Yerba Buena Center for the Arts Theater, San Francisco
March 22nd, 2015
ODC/Dance marked its 44th home season with the annual yearly program at Yerba Buena Center for the Arts, ODC/Dance Downtown. Weekend one welcomed the return of last year’s boulders and bones, choreography by Brenda Way and KT Nelson, while the second weekend brought a set of world premieres – Nelson’s Dead Reckoning and another Way/Nelson collaborative project, The Invention of Wings.
The curtain rose on Dead Reckoning to immediately erupting action, like the start of a race. Dancers turned, jumped and dived around the stage in a swirl of movement, resembling fireworks. Legs kicked outward and arms pushed through space; Nelson’s choreographic vocabulary an unexpected combination of punchy and sculptural. Dead Reckoning reads as an A-B-A structure, with a fast, slow, fast section breakdown. Throughout each of these chapters, the motion was continuous; every instant feeding seamlessly into the next.
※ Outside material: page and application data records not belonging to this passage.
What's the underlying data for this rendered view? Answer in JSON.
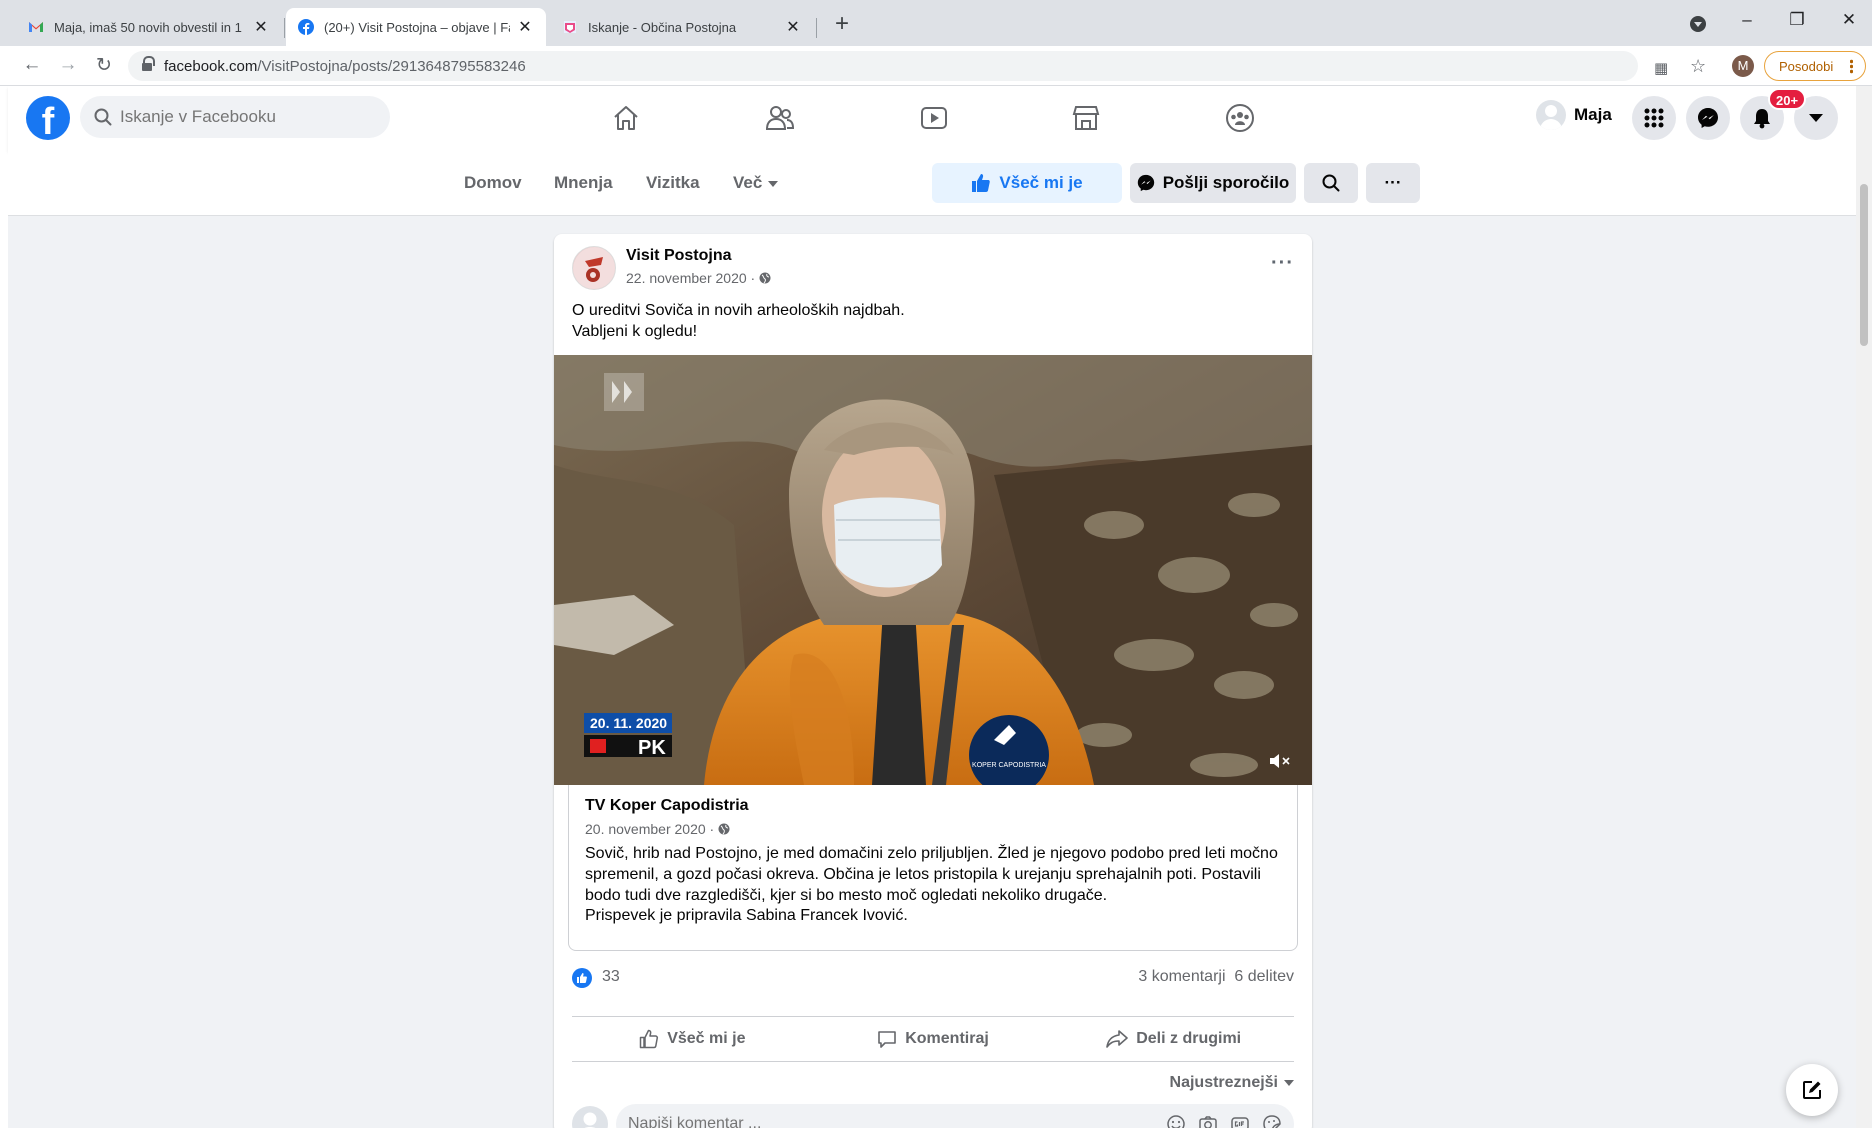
{
  "browser": {
    "tabs": [
      {
        "title": "Maja, imaš 50 novih obvestil in 1",
        "icon": "gmail-icon",
        "close": "✕"
      },
      {
        "title": "(20+) Visit Postojna – objave | Fa",
        "icon": "facebook-icon",
        "close": "✕"
      },
      {
        "title": "Iskanje - Občina Postojna",
        "icon": "obcina-icon",
        "close": "✕"
      }
    ],
    "new_tab": "+",
    "url_host": "facebook.com",
    "url_path": "/VisitPostojna/posts/2913648795583246",
    "profile_initial": "M",
    "update_label": "Posodobi"
  },
  "fb": {
    "search_placeholder": "Iskanje v Facebooku",
    "user_name": "Maja",
    "notif_badge": "20+"
  },
  "subnav": {
    "items": [
      "Domov",
      "Mnenja",
      "Vizitka",
      "Več"
    ],
    "like_label": "Všeč mi je",
    "message_label": "Pošlji sporočilo",
    "more": "···"
  },
  "post": {
    "author": "Visit Postojna",
    "date": "22. november 2020 · ",
    "more": "···",
    "text_line1": "O ureditvi Soviča in novih arheoloških najdbah.",
    "text_line2": "Vabljeni k ogledu!",
    "video": {
      "date_overlay": "20. 11. 2020",
      "tag_overlay": "PK",
      "mic_label": "KOPER CAPODISTRIA"
    },
    "shared": {
      "name": "TV Koper Capodistria",
      "date": "20. november 2020 · ",
      "body": "Sovič, hrib nad Postojno, je med domačini zelo priljubljen. Žled je njegovo podobo pred leti močno spremenil, a gozd počasi okreva. Občina je letos pristopila k urejanju sprehajalnih poti. Postavili bodo tudi dve razgledišči, kjer si bo mesto moč ogledati nekoliko drugače.",
      "credit": "Prispevek je pripravila Sabina Francek Ivović."
    },
    "likes_count": "33",
    "comments_count": "3 komentarji",
    "shares_count": "6 delitev",
    "actions": {
      "like": "Všeč mi je",
      "comment": "Komentiraj",
      "share": "Deli z drugimi"
    },
    "sort_label": "Najustreznejši",
    "comment_placeholder": "Napiši komentar ..."
  }
}
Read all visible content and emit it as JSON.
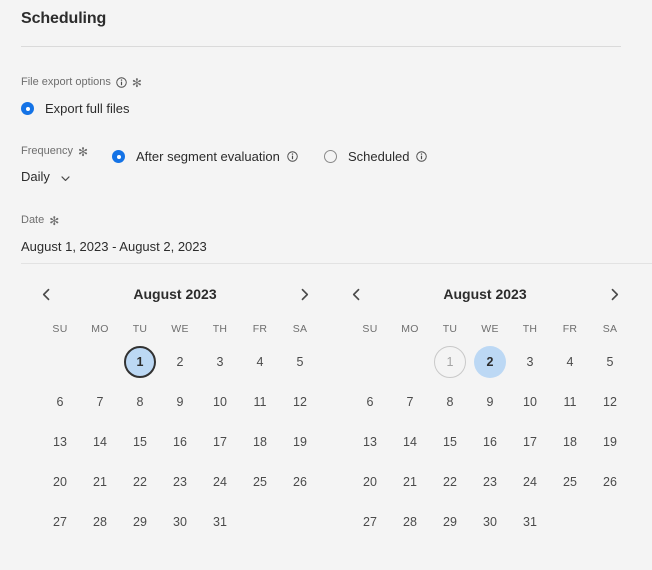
{
  "header": {
    "title": "Scheduling"
  },
  "file_export": {
    "label": "File export options",
    "info_icon": "info-circle-icon",
    "required_marker": "✻",
    "options": [
      {
        "label": "Export full files",
        "selected": true
      }
    ]
  },
  "frequency": {
    "label": "Frequency",
    "required_marker": "✻",
    "dropdown_value": "Daily",
    "dropdown_icon": "chevron-down-icon",
    "options": [
      {
        "label": "After segment evaluation",
        "selected": true,
        "info_icon": "info-circle-icon"
      },
      {
        "label": "Scheduled",
        "selected": false,
        "info_icon": "info-circle-icon"
      }
    ]
  },
  "date": {
    "label": "Date",
    "required_marker": "✻",
    "value": "August 1, 2023 - August 2, 2023"
  },
  "calendars": {
    "prev_icon": "chevron-left-icon",
    "next_icon": "chevron-right-icon",
    "day_headers": [
      "SU",
      "MO",
      "TU",
      "WE",
      "TH",
      "FR",
      "SA"
    ],
    "left": {
      "title": "August 2023",
      "lead_blanks": 2,
      "days": [
        1,
        2,
        3,
        4,
        5,
        6,
        7,
        8,
        9,
        10,
        11,
        12,
        13,
        14,
        15,
        16,
        17,
        18,
        19,
        20,
        21,
        22,
        23,
        24,
        25,
        26,
        27,
        28,
        29,
        30,
        31
      ],
      "focus_selected": [
        1
      ],
      "selected": [],
      "outlined": []
    },
    "right": {
      "title": "August 2023",
      "lead_blanks": 2,
      "days": [
        1,
        2,
        3,
        4,
        5,
        6,
        7,
        8,
        9,
        10,
        11,
        12,
        13,
        14,
        15,
        16,
        17,
        18,
        19,
        20,
        21,
        22,
        23,
        24,
        25,
        26,
        27,
        28,
        29,
        30,
        31
      ],
      "focus_selected": [],
      "selected": [
        2
      ],
      "outlined": [
        1
      ]
    }
  },
  "colors": {
    "background": "#f4f4f4",
    "accent_blue": "#1473e6",
    "selection_blue": "#bcd8f4",
    "text": "#2c2c2c",
    "muted_text": "#6e6e6e",
    "divider": "#dadada"
  }
}
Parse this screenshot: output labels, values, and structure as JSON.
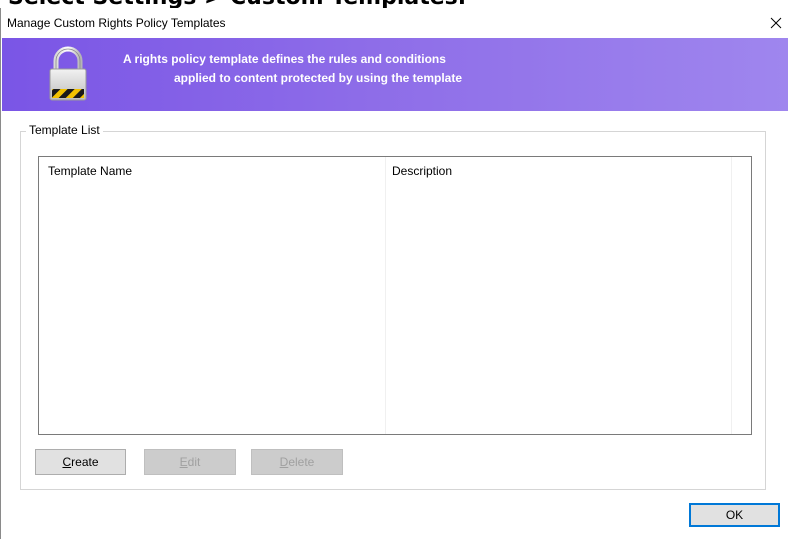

By avoiding stops and starts, Nelson connected the dance’s sub-sections and kept the forward motion going. While that connectedness and continuity was a great achievement in Dead Reckoning, the middle section (the slow one) had its challenges. The movement intention definitely carried through and it had some beautiful solos (particularly by Jeremy Smith, Josie G. Sadan and Katherine Wells) but the functionality and purpose of this lengthy meditation was unclear. In the last movement of Dead Reckoning, we were treated to a pas de deux, danced by Natasha Adorlee Johnson and Joseph Hernandez, one of ODC’s most exciting pairings. Their pas de deux was brief, but these two dancers are simply electric when they are on stage together. Design-wise, lime green ‘snow’ (concept by ODC company dancer Yayoi Kambara) was utilized during the whole dance – falling from the rafters and from the hands of the dancers. By the end of Dead Reckoning, the stage was bathed in this snow, reminiscent of Pina Bausch’s Carnations.
|Pictured: Corey Brady and Natasha Adorlee Johnson|
Photo: RJ Muna